WR140, WR137 and WR19 are spectroscopic binaries, HD 36402 appears to be a triple system comprising a WC4+O binary with a period near 3.03 days in a wider orbit with an O8I supergiant, while WR104 and WR125 have spectroscopic companions suggesting binarity. There are currently no RV orbits for the last two, but the WR104 pinwheel rotates on the sky with a period of 241.5 days (Tuthill et al. 2008), indicating dust formation by a binary observed at low inclination. The intensity of the dust emission is constant, indicating formation of dust at a constant rate exactly replenishing that flowing away from the system. Another dust pinwheel is that formed by WR98a (IRAS 17380-3031), whose infrared flux varies with the same period as its pinwheel rotation, indicating periodic variation in the feeding of its dust cloud.

The variable WR dust makers are listed below.

Right: Infrared (3.8µm) light curves of five WR stars showing episodes of dust formation. (The curves of WR137, WR125, WR19 and WR48a are shifted for clarity.) IR photometry of WR140 since 2001 has tracked another cycle, including the maximum in 2009, and of WR48a its slow return to another maximum in about 2011, making it the longest period episodic dust maker known; more information is given in the table below. IR light curves of WRs
Episodic and variable dust-making WR stars, with dates of infrared maxima and dust-formation periods
star spectrum (inferred) observed infrared maxima P(y) refs next max
WR 140 WC7 + O5 (1970), 1977, 1985, 1993, 2001, 2009 7.94 [1], [2], [13] 2017
WR 137 WC7 + O9 (1971), 1984, 1997, (2010 caught by WISE) + mini episodes 13.05 [3], [4] 2023
WR 125 WC7 + O9 1992-3 >22 [5] 2013+?
WR 19 WC5 + O9 (1987), 1997-8, 2007 10.1 [6], [12] 2017
WR 48a WC8 + Oe 1979, 2011 + mini episodes - persistent dust formation ~ 32.5 [7], [9], [14] 2044.2
WR 98a WC8-9 1991.1, 1992.7 ... 2000.4, periodic dust formation 1.54 [8], [9] 2017.4
HD 36402 WC4(+O) +O8I: ~1996.9, 2011 4.7 [15], [16] 2015.7
GC IRS 29N WC9 (1995), 2005, variable >6 [11] ?
WR 65 WC9 + OB 1979-80 ~ 4.8 [17] ~2017.8

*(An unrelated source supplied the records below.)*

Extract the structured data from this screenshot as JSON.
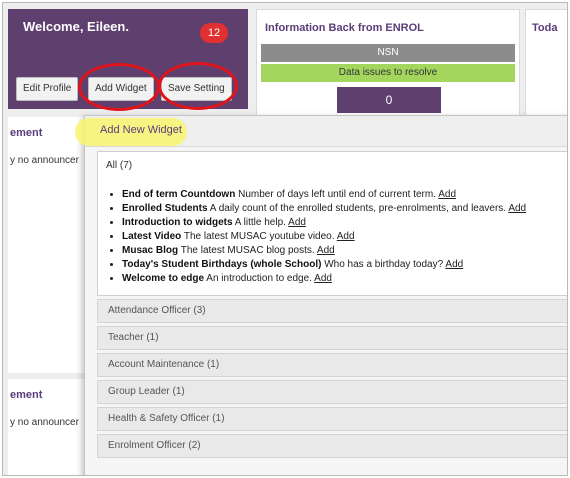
{
  "welcome": {
    "title": "Welcome, Eileen.",
    "badge_count": "12",
    "buttons": {
      "edit_profile": "Edit Profile",
      "add_widget": "Add Widget",
      "save_setting": "Save Setting"
    }
  },
  "enrol": {
    "title": "Information Back from ENROL",
    "nsn": "NSN",
    "issues": "Data issues to resolve",
    "count": "0"
  },
  "today": {
    "title": "Toda"
  },
  "left_fragments": [
    {
      "heading": "ement",
      "text": "y no announcer"
    },
    {
      "heading": "ement",
      "text": "y no announcer"
    }
  ],
  "dialog": {
    "title": "Add New Widget",
    "all_label": "All (7)",
    "add_label": "Add",
    "widgets": [
      {
        "name": "End of term Countdown",
        "desc": "Number of days left until end of current term."
      },
      {
        "name": "Enrolled Students",
        "desc": "A daily count of the enrolled students, pre-enrolments, and leavers."
      },
      {
        "name": "Introduction to widgets",
        "desc": "A little help."
      },
      {
        "name": "Latest Video",
        "desc": "The latest MUSAC youtube video."
      },
      {
        "name": "Musac Blog",
        "desc": "The latest MUSAC blog posts."
      },
      {
        "name": "Today's Student Birthdays (whole School)",
        "desc": "Who has a birthday today?"
      },
      {
        "name": "Welcome to edge",
        "desc": "An introduction to edge."
      }
    ],
    "categories": [
      "Attendance Officer (3)",
      "Teacher (1)",
      "Account Maintenance (1)",
      "Group Leader (1)",
      "Health & Safety Officer (1)",
      "Enrolment Officer (2)"
    ]
  },
  "colors": {
    "brand_purple": "#5f3f6e",
    "badge_red": "#e03030",
    "annotation_red": "#e0141a",
    "highlight_yellow": "#f8f46e",
    "issues_green": "#a4d65e"
  }
}
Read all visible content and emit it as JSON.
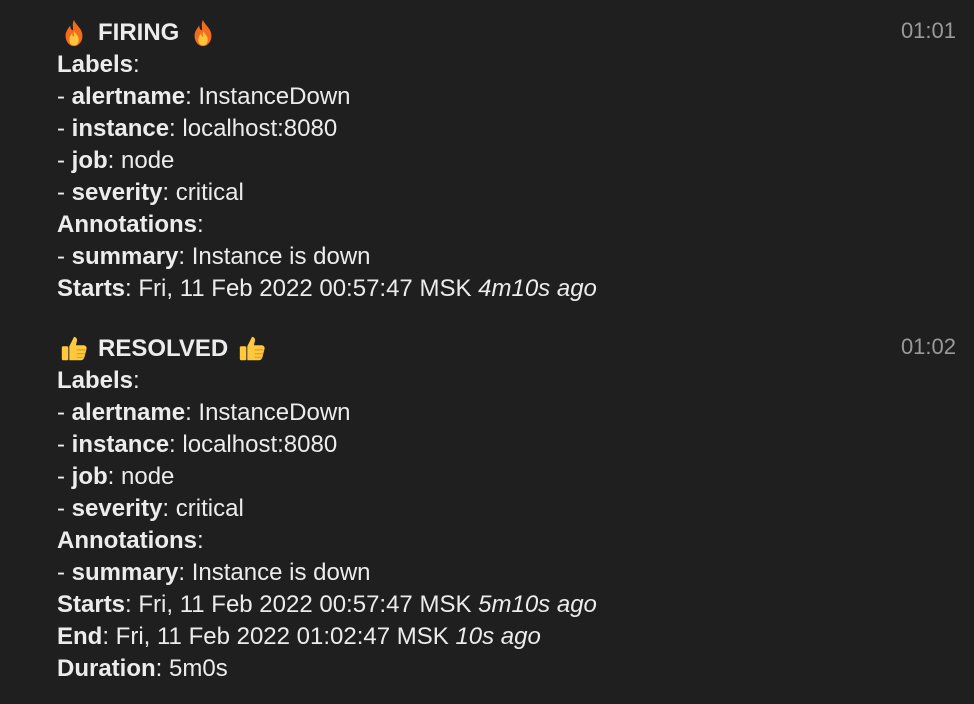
{
  "messages": [
    {
      "title": "FIRING",
      "emoji": "fire-icon",
      "time": "01:01",
      "labels_heading": "Labels",
      "labels": [
        {
          "key": "alertname",
          "value": "InstanceDown"
        },
        {
          "key": "instance",
          "value": "localhost:8080"
        },
        {
          "key": "job",
          "value": "node"
        },
        {
          "key": "severity",
          "value": "critical"
        }
      ],
      "annotations_heading": "Annotations",
      "annotations": [
        {
          "key": "summary",
          "value": "Instance is down"
        }
      ],
      "starts_label": "Starts",
      "starts_value": "Fri, 11 Feb 2022 00:57:47 MSK",
      "starts_ago": "4m10s ago"
    },
    {
      "title": "RESOLVED",
      "emoji": "thumbs-up-icon",
      "time": "01:02",
      "labels_heading": "Labels",
      "labels": [
        {
          "key": "alertname",
          "value": "InstanceDown"
        },
        {
          "key": "instance",
          "value": "localhost:8080"
        },
        {
          "key": "job",
          "value": "node"
        },
        {
          "key": "severity",
          "value": "critical"
        }
      ],
      "annotations_heading": "Annotations",
      "annotations": [
        {
          "key": "summary",
          "value": "Instance is down"
        }
      ],
      "starts_label": "Starts",
      "starts_value": "Fri, 11 Feb 2022 00:57:47 MSK",
      "starts_ago": "5m10s ago",
      "end_label": "End",
      "end_value": "Fri, 11 Feb 2022 01:02:47 MSK",
      "end_ago": "10s ago",
      "duration_label": "Duration",
      "duration_value": "5m0s"
    }
  ],
  "punctuation": {
    "colon": ":",
    "dash": "- "
  },
  "colors": {
    "background": "#1f1f1f",
    "text": "#ececec",
    "timestamp": "#9a9a9a"
  }
}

WR 112 WC8 + OB 1997.6 ~ 12.3 [17] ~2022.2
rev. 2 November 2015
Peredur Williams
References (also orbital information, if known):
[1] Williams et al. MNRAS 243, 662, 1990
[2] Fahed et al. MNRAS 418, 2, 2011 (RV orbit: P = 2896.5 ± 0.7 d, e = 0.8962)
[3] Williams et al. MNRAS 324, 156, 2001
[4] Lefèvre et al. MNRAS 360, 141, 2005 (RV orbit: P = 13.05 ± 0.18 y, e = 0.18)
[5] Williams et al. MNRAS 266, 247, 1994
[6] Veen et al. A&A 339, L45, 1998
[7] Danks et al. A&A 118, 301, 1983
[8] Monnier et al. ApJ 525, L97, 1999 (pinwheel rotation P = 565 ± 50 days)
[9] Williams et al. IAU Symposium 212, 115, 2003
[10] Tuthill et al. ApJ 675, 698, 2008
[11] Rafelski et al. ApJ 659, 1241, 2007.
[12] Williams, Rauw & van der Hucht MNRAS 395, 2221, 2009 (RV orbit: e = 0.8)
[13] Taranova & Shenavrin Astronomy Letters, 37, 30, 2011
[14] Williams et al. MNRAS 420, 2526, 2012
[15] Williams et al. MNRAS 431, 1160, 2013
[16] Moffat, Niemela & Marraco ApJ 348, 232, 1990
[17] Williams & van der Hucht arXiv.1508.00724